* **Work task**
Print the line where "What's the underlying" occurs and every line that follows it in the data below, ending with the last line, precisely as written.

* **Dataset records**
-------

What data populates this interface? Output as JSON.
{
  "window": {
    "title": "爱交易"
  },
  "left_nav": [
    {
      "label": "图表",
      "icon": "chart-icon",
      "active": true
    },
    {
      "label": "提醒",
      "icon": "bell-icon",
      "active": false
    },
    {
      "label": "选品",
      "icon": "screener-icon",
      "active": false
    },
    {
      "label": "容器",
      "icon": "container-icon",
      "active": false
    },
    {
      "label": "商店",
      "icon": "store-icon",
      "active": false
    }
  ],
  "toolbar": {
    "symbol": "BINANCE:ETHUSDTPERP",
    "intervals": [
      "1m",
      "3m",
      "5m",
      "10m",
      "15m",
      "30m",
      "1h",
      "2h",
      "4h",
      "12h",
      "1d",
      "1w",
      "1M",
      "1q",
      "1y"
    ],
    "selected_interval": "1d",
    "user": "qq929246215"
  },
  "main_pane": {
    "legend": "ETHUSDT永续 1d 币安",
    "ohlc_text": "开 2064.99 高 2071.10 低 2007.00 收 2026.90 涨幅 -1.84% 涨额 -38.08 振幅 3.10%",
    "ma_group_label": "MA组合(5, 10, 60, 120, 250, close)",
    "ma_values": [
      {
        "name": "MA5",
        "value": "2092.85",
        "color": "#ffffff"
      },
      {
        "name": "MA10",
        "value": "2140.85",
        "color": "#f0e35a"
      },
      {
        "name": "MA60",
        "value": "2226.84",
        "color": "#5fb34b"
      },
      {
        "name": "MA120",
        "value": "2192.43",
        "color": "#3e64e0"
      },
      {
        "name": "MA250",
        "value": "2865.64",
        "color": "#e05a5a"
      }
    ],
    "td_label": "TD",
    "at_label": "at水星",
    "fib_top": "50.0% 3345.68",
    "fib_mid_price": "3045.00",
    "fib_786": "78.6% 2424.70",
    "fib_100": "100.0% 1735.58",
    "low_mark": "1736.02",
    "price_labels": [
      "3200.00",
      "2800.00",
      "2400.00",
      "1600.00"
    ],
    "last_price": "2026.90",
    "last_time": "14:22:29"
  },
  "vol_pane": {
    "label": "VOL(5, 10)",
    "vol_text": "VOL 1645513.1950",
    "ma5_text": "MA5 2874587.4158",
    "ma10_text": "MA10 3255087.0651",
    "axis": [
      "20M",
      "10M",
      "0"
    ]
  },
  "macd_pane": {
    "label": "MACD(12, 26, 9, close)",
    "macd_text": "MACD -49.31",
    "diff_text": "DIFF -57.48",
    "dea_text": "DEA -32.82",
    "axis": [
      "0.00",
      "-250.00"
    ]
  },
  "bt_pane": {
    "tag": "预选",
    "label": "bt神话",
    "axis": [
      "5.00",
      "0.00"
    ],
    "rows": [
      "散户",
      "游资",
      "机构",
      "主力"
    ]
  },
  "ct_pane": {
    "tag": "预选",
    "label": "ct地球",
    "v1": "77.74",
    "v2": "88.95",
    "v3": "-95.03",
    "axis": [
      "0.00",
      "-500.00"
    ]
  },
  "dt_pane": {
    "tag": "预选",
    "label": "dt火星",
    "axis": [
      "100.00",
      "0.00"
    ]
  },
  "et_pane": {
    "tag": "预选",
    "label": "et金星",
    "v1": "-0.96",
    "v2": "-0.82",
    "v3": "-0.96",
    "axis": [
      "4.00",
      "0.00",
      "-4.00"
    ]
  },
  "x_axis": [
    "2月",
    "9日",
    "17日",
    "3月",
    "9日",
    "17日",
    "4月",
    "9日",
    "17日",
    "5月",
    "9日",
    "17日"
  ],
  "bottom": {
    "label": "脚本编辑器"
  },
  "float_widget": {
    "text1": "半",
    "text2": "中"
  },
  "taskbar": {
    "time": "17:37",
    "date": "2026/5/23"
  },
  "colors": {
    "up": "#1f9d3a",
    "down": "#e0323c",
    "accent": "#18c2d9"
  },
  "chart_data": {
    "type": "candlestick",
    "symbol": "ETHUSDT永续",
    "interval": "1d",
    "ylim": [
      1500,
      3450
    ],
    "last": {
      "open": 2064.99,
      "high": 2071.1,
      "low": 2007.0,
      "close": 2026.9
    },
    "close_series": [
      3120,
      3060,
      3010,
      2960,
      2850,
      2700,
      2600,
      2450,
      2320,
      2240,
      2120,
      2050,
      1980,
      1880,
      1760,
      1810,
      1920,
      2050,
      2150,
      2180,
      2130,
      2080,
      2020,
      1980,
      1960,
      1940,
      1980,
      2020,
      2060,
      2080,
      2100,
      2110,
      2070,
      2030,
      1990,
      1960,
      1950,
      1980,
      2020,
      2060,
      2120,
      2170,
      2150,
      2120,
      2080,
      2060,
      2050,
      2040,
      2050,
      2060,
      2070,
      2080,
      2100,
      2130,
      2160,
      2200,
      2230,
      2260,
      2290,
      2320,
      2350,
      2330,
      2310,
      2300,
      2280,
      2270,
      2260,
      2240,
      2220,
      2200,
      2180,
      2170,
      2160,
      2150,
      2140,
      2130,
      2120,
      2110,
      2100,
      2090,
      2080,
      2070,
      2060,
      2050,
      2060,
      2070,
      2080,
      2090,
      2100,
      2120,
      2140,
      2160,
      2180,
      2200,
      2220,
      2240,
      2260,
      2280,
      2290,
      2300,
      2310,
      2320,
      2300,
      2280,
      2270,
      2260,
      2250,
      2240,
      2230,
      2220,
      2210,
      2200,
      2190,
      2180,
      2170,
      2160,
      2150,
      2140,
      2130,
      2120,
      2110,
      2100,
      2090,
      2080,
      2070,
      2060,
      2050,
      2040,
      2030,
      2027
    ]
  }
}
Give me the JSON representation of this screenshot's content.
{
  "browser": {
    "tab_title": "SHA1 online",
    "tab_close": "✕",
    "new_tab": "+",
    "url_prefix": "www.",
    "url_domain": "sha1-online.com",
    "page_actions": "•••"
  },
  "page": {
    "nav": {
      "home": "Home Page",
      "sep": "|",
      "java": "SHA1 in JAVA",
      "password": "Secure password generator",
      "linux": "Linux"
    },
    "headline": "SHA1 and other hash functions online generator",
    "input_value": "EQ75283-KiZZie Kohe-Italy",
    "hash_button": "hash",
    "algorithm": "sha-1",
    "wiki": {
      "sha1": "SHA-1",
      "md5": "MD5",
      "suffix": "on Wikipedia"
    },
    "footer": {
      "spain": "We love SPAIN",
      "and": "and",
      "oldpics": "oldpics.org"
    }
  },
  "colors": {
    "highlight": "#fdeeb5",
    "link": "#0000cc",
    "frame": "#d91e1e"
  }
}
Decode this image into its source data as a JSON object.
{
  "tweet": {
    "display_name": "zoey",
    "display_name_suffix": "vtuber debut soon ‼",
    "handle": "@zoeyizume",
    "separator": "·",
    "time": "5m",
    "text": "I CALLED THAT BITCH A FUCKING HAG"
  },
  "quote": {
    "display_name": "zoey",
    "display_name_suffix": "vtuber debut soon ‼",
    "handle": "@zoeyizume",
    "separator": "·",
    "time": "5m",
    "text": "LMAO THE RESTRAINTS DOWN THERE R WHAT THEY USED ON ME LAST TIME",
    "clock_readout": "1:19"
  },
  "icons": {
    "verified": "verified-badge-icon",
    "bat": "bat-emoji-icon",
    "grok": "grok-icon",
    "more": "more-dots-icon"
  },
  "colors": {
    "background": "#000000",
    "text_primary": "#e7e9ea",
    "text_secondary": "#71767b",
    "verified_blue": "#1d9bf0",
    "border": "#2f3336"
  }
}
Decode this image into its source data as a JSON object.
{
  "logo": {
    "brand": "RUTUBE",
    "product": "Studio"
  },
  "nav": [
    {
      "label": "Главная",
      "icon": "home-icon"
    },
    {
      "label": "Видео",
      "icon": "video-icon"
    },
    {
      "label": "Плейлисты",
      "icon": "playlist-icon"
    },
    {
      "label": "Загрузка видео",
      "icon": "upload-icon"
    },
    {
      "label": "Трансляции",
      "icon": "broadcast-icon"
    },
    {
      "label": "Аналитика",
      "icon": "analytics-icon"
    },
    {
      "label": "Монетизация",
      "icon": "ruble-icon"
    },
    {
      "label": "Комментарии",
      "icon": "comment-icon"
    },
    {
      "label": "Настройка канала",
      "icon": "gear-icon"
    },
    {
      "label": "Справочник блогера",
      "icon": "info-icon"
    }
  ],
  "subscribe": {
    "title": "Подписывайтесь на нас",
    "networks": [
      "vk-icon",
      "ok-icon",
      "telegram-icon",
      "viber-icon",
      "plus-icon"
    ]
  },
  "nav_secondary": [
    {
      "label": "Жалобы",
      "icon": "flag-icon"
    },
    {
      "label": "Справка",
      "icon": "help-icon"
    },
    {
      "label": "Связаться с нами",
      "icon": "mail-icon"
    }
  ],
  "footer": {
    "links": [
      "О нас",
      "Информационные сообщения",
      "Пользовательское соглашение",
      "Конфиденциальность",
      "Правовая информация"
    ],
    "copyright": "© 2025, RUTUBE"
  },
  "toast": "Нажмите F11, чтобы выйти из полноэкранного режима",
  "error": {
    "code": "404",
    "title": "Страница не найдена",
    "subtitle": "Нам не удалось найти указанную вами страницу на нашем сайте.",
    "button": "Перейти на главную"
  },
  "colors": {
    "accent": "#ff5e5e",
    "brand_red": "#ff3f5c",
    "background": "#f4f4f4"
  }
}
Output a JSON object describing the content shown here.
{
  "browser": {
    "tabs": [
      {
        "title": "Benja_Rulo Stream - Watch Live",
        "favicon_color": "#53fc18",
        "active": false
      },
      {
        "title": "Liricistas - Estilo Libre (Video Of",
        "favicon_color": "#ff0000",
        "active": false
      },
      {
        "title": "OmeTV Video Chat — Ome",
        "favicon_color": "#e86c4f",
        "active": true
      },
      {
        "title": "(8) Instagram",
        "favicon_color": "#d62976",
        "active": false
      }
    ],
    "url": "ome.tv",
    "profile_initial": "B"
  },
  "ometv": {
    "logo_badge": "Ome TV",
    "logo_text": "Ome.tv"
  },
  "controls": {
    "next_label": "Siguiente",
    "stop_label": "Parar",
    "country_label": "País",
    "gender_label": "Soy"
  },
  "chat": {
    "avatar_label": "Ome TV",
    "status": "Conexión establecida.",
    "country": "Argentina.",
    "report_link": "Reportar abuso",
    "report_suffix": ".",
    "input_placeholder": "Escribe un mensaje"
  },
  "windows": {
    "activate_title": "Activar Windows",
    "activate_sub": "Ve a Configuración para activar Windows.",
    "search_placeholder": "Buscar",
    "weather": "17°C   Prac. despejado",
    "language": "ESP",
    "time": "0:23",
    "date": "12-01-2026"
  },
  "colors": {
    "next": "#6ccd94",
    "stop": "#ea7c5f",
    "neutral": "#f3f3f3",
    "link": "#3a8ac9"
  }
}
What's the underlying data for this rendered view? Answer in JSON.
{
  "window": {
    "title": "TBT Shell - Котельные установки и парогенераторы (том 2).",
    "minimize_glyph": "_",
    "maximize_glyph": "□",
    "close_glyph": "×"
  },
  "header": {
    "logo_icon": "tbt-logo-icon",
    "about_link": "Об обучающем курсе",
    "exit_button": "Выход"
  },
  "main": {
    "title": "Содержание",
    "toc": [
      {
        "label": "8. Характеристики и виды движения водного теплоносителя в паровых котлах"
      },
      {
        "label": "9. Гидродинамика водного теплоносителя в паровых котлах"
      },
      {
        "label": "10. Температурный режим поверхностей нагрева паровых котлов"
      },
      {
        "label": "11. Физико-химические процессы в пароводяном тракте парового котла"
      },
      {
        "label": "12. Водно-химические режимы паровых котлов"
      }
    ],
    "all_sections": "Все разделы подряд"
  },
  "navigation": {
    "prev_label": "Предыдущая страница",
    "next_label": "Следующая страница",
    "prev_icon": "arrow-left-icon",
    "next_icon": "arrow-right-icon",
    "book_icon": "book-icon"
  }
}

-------

* **Output of the exercise**
What's the underlying data for this rendered view? Answer in JSON.
{
  "window": {
    "title": "TBT Shell - Котельные установки и парогенераторы (том 2).",
    "minimize_glyph": "_",
    "maximize_glyph": "□",
    "close_glyph": "×"
  },
  "header": {
    "logo_icon": "tbt-logo-icon",
    "about_link": "Об обучающем курсе",
    "exit_button": "Выход"
  },
  "main": {
    "title": "Содержание",
    "toc": [
      {
        "label": "8. Характеристики и виды движения водного теплоносителя в паровых котлах"
      },
      {
        "label": "9. Гидродинамика водного теплоносителя в паровых котлах"
      },
      {
        "label": "10. Температурный режим поверхностей нагрева паровых котлов"
      },
      {
        "label": "11. Физико-химические процессы в пароводяном тракте парового котла"
      },
      {
        "label": "12. Водно-химические режимы паровых котлов"
      }
    ],
    "all_sections": "Все разделы подряд"
  },
  "navigation": {
    "prev_label": "Предыдущая страница",
    "next_label": "Следующая страница",
    "prev_icon": "arrow-left-icon",
    "next_icon": "arrow-right-icon",
    "book_icon": "book-icon"
  }
}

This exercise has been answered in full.